[Records from a data source]
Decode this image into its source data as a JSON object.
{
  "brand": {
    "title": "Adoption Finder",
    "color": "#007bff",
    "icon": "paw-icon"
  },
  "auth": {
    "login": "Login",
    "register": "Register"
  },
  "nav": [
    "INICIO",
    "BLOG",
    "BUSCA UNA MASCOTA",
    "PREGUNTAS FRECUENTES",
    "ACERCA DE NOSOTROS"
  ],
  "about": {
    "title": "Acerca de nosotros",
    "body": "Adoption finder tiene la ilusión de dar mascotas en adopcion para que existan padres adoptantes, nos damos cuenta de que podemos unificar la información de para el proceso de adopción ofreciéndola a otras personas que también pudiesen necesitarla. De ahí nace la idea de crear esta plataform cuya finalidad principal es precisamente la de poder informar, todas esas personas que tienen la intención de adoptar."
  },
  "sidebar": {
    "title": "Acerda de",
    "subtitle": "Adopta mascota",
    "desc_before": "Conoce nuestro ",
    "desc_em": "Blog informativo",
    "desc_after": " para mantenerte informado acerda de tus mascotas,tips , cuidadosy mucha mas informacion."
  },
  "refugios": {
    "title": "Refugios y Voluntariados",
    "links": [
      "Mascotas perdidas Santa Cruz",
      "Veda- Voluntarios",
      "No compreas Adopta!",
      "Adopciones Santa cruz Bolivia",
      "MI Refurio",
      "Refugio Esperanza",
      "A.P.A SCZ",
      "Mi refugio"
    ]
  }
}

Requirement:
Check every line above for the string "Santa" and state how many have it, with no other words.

Output:
2